Can hardware performance counters be trusted?

Vincent M. Weaver, Sally A. McKee
2008 2008 IEEE International Symposium on Workload Characterization  
When creating architectural tools, it is essential to know whether the generated results make sense. Comparing a tool's outputs against hardware performance counters on an actual machine is a common means of executing a quick sanity check. If the results do not match, this can indicate problems with the tool, unknown interactions with the benchmarks being investigated, or even unexpected behavior of the real hardware. To make future analyses of this type easier, we explore the behavior of the
more » ... EC benchmarks with both dynamic binary instrumentation (DBI) tools and hardware counters. We collect retired instruction performance counter data from the full SPEC CPU 2000 and 2006 benchmark suites on nine different implementations of the x86 architecture. When run with no special preparation, hardware counters have a coefficient of variation of up to 1.07%. After analyzing results in depth, we find that minor changes to the experimental setup reduce observed errors to less than 0.002% for all benchmarks. The fact that subtle changes in how experiments are conducted can largely impact observed results is unexpected, and it is important that researchers using these counters be aware of the issues involved.

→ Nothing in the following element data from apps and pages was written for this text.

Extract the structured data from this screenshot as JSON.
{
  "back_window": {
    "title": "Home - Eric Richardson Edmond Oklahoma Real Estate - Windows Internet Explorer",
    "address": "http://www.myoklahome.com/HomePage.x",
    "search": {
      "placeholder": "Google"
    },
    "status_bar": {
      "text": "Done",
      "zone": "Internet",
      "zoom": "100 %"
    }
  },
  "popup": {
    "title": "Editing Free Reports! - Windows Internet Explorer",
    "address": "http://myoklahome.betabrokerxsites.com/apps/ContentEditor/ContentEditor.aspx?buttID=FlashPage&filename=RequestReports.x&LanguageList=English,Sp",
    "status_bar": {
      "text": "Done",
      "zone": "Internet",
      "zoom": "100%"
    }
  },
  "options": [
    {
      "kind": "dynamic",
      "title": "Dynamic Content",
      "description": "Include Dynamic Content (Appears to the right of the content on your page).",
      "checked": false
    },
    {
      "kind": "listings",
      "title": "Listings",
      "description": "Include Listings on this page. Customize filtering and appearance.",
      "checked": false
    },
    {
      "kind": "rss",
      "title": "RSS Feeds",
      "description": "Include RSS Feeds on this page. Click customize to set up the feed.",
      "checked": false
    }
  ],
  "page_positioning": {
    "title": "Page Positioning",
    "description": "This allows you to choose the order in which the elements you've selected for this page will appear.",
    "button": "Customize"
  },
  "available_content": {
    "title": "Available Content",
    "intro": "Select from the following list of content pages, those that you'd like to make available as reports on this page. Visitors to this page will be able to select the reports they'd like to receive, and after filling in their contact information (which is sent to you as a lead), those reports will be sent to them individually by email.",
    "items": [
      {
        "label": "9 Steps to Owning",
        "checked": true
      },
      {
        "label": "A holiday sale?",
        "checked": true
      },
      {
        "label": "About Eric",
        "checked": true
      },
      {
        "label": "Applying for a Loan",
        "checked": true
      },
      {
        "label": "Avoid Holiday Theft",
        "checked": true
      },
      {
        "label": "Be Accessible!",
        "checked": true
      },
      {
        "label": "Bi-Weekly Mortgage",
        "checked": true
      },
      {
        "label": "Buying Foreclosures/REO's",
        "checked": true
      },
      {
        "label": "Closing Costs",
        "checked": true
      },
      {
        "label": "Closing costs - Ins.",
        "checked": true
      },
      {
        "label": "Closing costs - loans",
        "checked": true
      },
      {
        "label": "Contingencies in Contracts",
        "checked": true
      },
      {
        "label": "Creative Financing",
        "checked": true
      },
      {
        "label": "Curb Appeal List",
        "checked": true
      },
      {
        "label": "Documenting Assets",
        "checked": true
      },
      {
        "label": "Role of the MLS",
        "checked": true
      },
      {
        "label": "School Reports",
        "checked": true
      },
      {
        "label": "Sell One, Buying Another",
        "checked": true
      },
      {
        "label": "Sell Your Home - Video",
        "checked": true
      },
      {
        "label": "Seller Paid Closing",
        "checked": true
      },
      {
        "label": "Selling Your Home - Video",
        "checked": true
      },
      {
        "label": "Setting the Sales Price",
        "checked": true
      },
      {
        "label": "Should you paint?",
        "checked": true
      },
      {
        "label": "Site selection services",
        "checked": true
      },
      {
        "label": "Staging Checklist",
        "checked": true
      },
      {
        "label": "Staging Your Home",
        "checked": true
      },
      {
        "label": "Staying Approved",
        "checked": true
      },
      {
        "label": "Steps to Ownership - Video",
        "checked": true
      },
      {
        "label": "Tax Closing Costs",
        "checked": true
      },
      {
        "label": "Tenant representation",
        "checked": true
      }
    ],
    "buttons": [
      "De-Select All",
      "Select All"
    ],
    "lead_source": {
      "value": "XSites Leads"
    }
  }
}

doi:10.1109/iiswc.2008.4636099 dblp:conf/iiswc/WeaverM08 fatcat:46qr7regkjdotbdlx3keafdueq